So you've been trying to conceive for a while, but it's just not happening. You've tried ovulation predictor kits. Your partner may have even bought a sperm count kit—but, the ones currently on the market only test how many sperm there are, not how well they move. That all changes in January, when the first FDA-approved test using a smartphone app to not only count sperm but see how well they swim goes on the market in the U.S.
How does it work?
The YO Sperm Test uses an app and a mini-microscope "clip" that goes on the top of your phone, allowing the device to access your phone's light, focus and recording capabilities. Then you prepare the sample on a slide (kind of like in high school biology class), stick it into the clip, and in two minutes you'll actually be able to see the moving sperm on your phone's screen. In another minute or so, the test results will be ready—and while you wait, the app provides some cheeky "sperm trivia" to lighten the mood. The video and results are then recorded in the app.
Is it accurate?

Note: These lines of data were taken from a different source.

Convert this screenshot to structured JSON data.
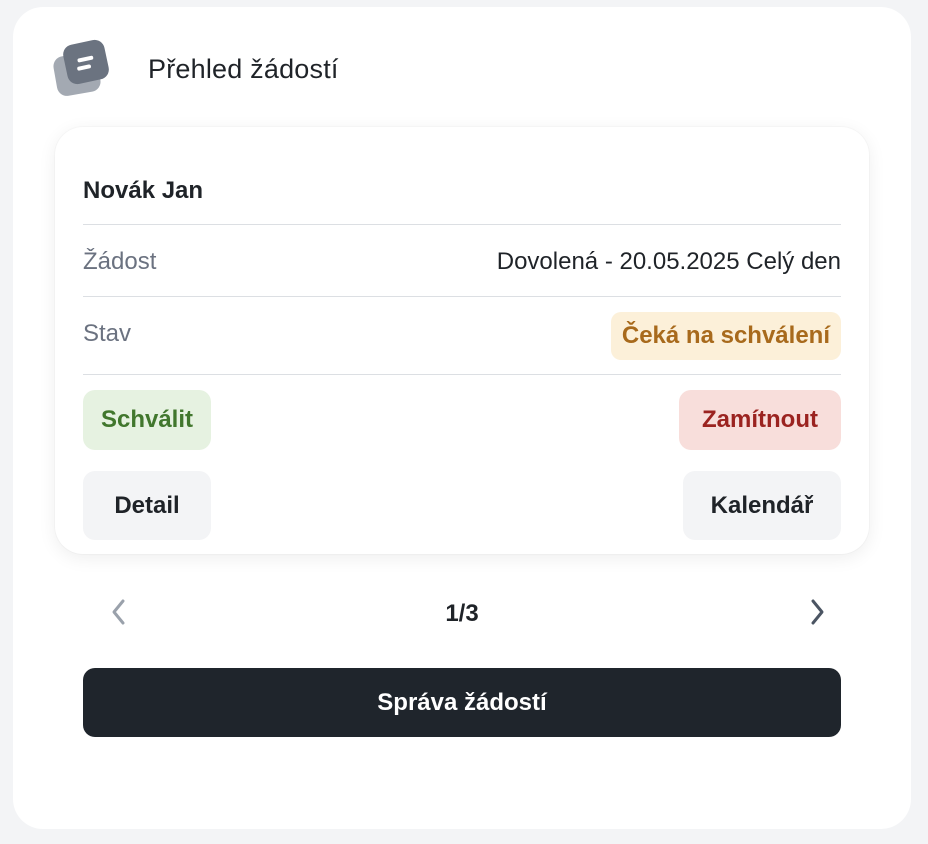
{
  "header": {
    "title": "Přehled žádostí",
    "icon": "requests-stack-icon"
  },
  "request": {
    "employee": "Novák Jan",
    "request_label": "Žádost",
    "request_value": "Dovolená - 20.05.2025 Celý den",
    "status_label": "Stav",
    "status_value": "Čeká na schválení",
    "status_color": "#a86a1c"
  },
  "actions": {
    "approve_label": "Schválit",
    "reject_label": "Zamítnout",
    "detail_label": "Detail",
    "calendar_label": "Kalendář"
  },
  "pager": {
    "counter": "1/3",
    "prev_icon": "chevron-left-icon",
    "next_icon": "chevron-right-icon"
  },
  "footer": {
    "manage_label": "Správa žádostí"
  },
  "colors": {
    "approve_bg": "#e6f2e1",
    "approve_text": "#41772d",
    "reject_bg": "#f8dedb",
    "reject_text": "#9b2320",
    "primary_dark": "#1f252c"
  }
}
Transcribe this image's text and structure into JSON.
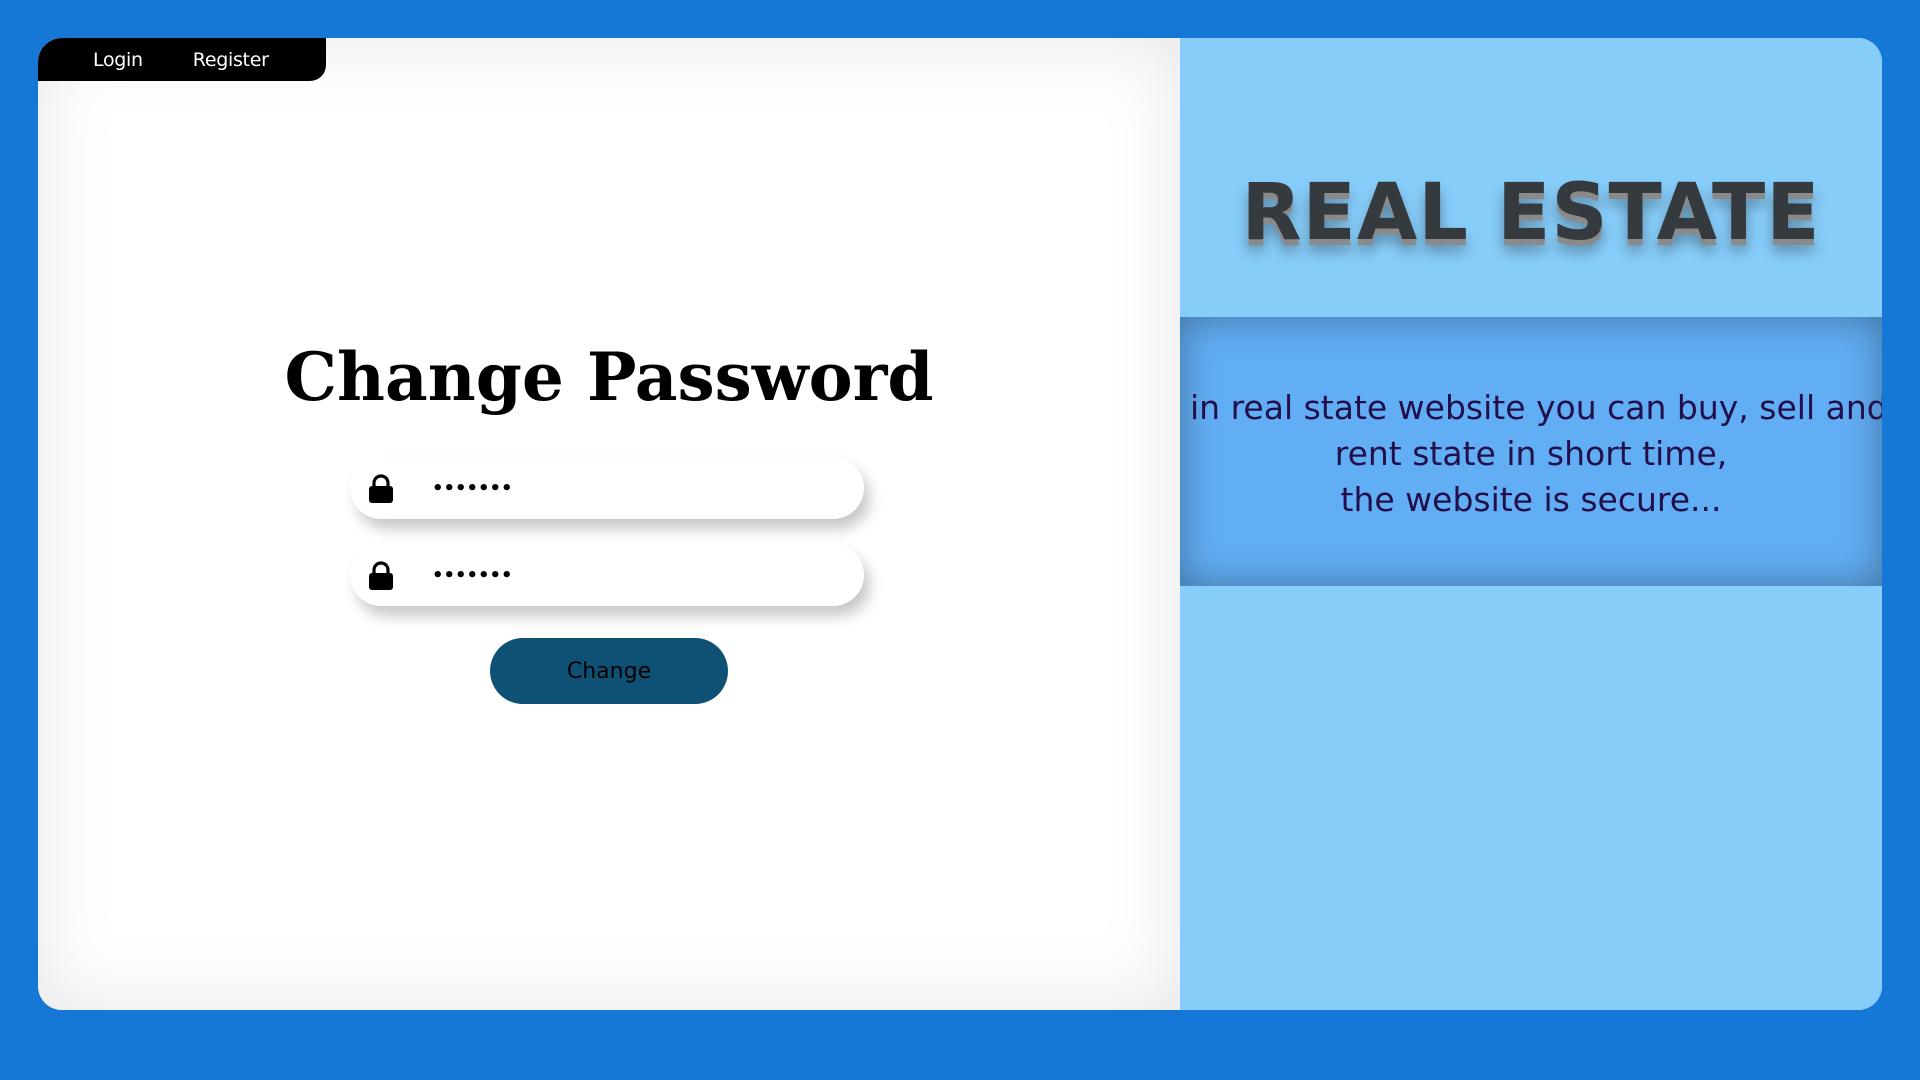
{
  "nav": {
    "login_label": "Login",
    "register_label": "Register"
  },
  "form": {
    "title": "Change Password",
    "password_field_1": {
      "value": "•••••••",
      "icon": "lock-icon"
    },
    "password_field_2": {
      "value": "•••••••",
      "icon": "lock-icon"
    },
    "change_button_label": "Change"
  },
  "brand": {
    "title": "REAL ESTATE",
    "description_lines": [
      "in real state website you can buy, sell and",
      "rent state in short time,",
      "the website is secure..."
    ]
  },
  "colors": {
    "background": "#1578d6",
    "right_panel": "#87cdfa",
    "description_box": "#62aef5",
    "button": "#0f5175",
    "nav": "#000000"
  }
}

"Extensive testing has been performed on the YO Home Sperm Test—over four years to be exact," Marcia Deutsch, CEO of Medical Electronic Systems, the parent company of YO Sperm Test and producer of commercial-grade semen analyzers for major labs, tells Fit Pregnancy. "The technology is able to read the sperm sample 99 percent of the time, as long as the instructions are followed. [If it can read the test] the results are more than 97 percent accurate based on FDA studies of 316 participants."
Because it's an over-the-counter product, Deutsch says the test can't reveal actual values, but rather gives a reading of "low" or "moderate/normal" based on World Health Organization (WHO) guidelines for sperm motility (how well they move) and concentration (how many there are). The test reports a composite of these two parameters called "motile sperm concentration," or the number of moving sperm.
Although three in one hundred cases reported moderate/normal instead of an actual low result in the FDA studies, Deutsch says that number is reduced by the fact that the YO kit contains two tests. "The consumer should run both, as it is a known fact that sperm values change over time based on many factors," like going in a hot tub, she says. So, the second test should be run one to two weeks later. "Additionally, the video of the sperm sample is a good reference for the consumer or a physician to look at for further information."
What do you do with a "low" result?
As with any home test, the YO kit is just the first step in figuring out if you have a fertility issue. So if your partner's results come back low, he should have a test done in a fertility clinic to confirm the results. There is additionally one more piece to the sperm puzzle—morphology, which is how many normally shaped sperm there are—that your doctor will want to look at as well. Even if you've done all the home tests and they've come back normal, see a doctor if you haven't conceived in one year, or six months if you're over 35.
The YO Sperm Test retails for $49.95 (the accompanying app is free) and will be available January 1.